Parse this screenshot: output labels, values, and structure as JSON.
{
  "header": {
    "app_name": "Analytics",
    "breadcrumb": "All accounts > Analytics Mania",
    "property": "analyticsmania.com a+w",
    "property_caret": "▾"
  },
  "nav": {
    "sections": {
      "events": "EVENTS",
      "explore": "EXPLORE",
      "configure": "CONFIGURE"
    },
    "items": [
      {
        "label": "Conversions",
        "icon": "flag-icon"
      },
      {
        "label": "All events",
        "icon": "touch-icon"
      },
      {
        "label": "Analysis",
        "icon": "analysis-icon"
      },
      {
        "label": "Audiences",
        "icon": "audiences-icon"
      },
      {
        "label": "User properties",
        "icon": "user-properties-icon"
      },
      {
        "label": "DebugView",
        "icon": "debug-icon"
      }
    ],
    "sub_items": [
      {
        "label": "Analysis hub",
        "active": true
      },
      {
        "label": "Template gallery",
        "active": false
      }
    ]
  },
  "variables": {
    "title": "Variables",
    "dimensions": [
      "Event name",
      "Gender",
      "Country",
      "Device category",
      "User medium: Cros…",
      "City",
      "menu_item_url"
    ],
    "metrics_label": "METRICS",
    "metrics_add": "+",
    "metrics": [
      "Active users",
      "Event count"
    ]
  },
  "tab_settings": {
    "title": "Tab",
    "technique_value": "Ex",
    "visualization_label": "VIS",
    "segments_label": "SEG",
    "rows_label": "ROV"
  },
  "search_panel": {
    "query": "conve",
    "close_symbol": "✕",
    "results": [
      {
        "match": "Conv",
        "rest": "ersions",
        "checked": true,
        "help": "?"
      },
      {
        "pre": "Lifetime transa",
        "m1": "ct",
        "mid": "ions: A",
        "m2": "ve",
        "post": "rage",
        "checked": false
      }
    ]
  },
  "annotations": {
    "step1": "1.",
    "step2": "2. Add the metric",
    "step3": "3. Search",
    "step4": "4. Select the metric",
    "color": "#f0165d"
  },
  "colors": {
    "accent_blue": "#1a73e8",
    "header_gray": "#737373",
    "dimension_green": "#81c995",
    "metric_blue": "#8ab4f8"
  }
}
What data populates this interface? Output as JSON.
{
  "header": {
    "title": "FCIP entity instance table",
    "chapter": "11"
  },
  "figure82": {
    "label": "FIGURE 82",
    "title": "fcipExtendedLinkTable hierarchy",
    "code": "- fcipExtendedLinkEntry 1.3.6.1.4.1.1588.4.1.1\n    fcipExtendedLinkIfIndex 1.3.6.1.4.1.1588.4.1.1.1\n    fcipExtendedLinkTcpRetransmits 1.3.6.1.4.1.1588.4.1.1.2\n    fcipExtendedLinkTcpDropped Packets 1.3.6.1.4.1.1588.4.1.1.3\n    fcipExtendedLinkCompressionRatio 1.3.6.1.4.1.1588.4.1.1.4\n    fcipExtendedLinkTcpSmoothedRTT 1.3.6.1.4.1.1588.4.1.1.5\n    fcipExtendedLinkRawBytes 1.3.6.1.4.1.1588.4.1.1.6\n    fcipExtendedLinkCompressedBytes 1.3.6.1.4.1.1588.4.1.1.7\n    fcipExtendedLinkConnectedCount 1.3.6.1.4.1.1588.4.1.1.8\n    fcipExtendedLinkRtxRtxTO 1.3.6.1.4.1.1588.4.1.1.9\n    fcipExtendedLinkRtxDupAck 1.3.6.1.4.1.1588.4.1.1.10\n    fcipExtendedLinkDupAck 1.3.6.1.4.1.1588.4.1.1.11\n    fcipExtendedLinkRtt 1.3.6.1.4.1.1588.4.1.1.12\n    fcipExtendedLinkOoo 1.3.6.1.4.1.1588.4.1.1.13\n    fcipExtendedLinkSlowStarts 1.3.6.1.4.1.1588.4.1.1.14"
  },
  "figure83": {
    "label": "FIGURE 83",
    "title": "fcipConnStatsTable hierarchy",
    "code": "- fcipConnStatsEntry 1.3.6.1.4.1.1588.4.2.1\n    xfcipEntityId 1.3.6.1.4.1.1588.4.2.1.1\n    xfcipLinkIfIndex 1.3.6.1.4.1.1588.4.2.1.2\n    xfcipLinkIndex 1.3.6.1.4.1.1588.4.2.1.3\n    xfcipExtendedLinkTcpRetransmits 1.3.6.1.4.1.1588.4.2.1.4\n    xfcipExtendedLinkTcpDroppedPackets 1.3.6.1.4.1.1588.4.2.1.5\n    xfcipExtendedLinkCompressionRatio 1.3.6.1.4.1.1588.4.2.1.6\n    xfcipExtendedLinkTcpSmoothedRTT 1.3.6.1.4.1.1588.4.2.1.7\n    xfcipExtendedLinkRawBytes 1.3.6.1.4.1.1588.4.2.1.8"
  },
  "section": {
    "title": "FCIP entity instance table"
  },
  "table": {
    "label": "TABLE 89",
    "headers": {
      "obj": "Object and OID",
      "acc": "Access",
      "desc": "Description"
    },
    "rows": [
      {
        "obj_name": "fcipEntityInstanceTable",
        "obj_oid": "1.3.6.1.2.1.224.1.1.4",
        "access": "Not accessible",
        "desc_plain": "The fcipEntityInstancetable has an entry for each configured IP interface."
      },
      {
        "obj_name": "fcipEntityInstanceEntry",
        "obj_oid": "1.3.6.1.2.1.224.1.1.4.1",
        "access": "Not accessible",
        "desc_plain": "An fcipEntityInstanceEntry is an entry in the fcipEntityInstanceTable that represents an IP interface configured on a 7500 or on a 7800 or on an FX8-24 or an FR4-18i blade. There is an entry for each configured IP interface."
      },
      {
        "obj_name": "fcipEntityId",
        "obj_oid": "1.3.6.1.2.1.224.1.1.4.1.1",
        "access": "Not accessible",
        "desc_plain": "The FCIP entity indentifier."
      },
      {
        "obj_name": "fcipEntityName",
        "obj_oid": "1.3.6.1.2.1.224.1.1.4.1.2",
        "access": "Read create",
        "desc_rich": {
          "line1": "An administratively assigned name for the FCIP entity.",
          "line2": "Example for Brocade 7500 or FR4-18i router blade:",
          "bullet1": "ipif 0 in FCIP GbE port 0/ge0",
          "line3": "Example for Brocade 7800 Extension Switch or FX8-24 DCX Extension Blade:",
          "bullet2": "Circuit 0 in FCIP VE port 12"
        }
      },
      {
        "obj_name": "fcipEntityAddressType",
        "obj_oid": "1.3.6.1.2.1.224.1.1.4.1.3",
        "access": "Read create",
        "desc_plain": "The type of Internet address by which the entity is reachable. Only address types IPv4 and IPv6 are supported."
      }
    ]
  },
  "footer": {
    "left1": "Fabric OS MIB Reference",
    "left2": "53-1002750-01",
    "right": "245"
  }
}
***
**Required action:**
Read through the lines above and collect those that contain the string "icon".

**Written response:**
        "icon": "flag-icon"
        "icon": "touch-icon"
        "icon": "analysis-icon"
        "icon": "audiences-icon"
        "icon": "user-properties-icon"
        "icon": "debug-icon"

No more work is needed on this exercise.